    When you’ve had a tough month (or a tough year) there’s nothing more inviting than dreaming up an escape plan.

    It’s tempting to throw in your unsatisfying job and your less than perfect partner and book a one-way flight to somewhere warm. Or to head to the ski fields and learn how to master a snowboard. Or to just find a quiet little place a few hours out of town where the traffic isn’t crazy and where property prices are still six figures, not seven.

    At some point in time, most of us feel a desire to run away. Some people find the feeling deepens with every new layer of commitment. When you add a mortgage, a life partner, a child, a successful career, your own business, it’s not unusual to occasionally experience a sense of heaviness, as though life has become a burden that must be endured.

    Sometimes you do need to escape an unhealthy or unsatisfying situation, but before you make that decision it’s worth pushing the pause button and looking more closely at what else you can do before walking away.

    Here are some things to try first.

    1. Take a mini-break immediately

    Free up the weekend or take a couple of days leave from work to calm your mind. Make sure at least some of that time is spent resting or doing things you love. If you can, get away from home for some of the time so you’re not tempted to carry on with your regular routine.

    2. Break your boredom

    One of the burdens for anyone who lives a routine life is boredom, and one of the biggest problems with boredom is it leads to a lack of motivation and energy. Push yourself to do something different at least every few days. It can be as simple as changing the way you structure your day, having lunch somewhere new or moving things around in your living room.

    3. Change yourself

    When relationships start to get tricky, one of the problems is that each person has become locked into a dynamic where they behave in habitual ways. You can’t change someone else, but you can change your behaviour. As soon as you do things differently, the relationship dynamic begins to change.

    4. Is there a lesson in this?

    It’s worth remembering that the lessons we need to learn will continue to show up, so ask yourself if there’s anything useful to take from your situation before you book that flight.

    5. Check in with your values

    Often we’re unhappy because we’re not living in alignment with our values.
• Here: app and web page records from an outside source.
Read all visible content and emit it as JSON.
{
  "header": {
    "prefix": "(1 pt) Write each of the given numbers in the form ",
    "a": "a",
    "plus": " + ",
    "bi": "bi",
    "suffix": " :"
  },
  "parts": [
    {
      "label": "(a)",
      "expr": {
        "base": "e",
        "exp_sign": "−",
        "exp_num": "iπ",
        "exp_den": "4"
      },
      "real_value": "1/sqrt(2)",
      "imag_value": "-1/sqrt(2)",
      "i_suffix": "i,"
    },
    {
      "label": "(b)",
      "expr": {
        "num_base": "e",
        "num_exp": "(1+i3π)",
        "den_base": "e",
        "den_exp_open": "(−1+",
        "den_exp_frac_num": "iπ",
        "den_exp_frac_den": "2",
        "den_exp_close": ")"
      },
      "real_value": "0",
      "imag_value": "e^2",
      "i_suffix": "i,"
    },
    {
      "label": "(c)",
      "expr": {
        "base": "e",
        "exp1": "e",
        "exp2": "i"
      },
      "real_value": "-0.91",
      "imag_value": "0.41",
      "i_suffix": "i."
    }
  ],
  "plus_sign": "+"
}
Spend a couple of hours reconnecting with your most important values and think about small changes you can make to be more aligned.

    After trying these things, if your instinct is still telling you it’s time to get out, maybe you need to listen to that.

    We would be delighted for you to reproduce our articles as long as they remain intact and contain the author’s details as follows: ‘Kate James is an author, coach and mindfulness teacher and the creator of the Life Purpose Programs. She works with people who want to live purposeful and meaningful lives. Kate can be contacted at’

    Posted in: Career
    Kate James

    About the author

    Kate James is an author, coach and mindfulness teacher. She works with female leaders and business owners to help them clarify their values and strengths and discover a mindset that allows them to live confident, purposeful lives.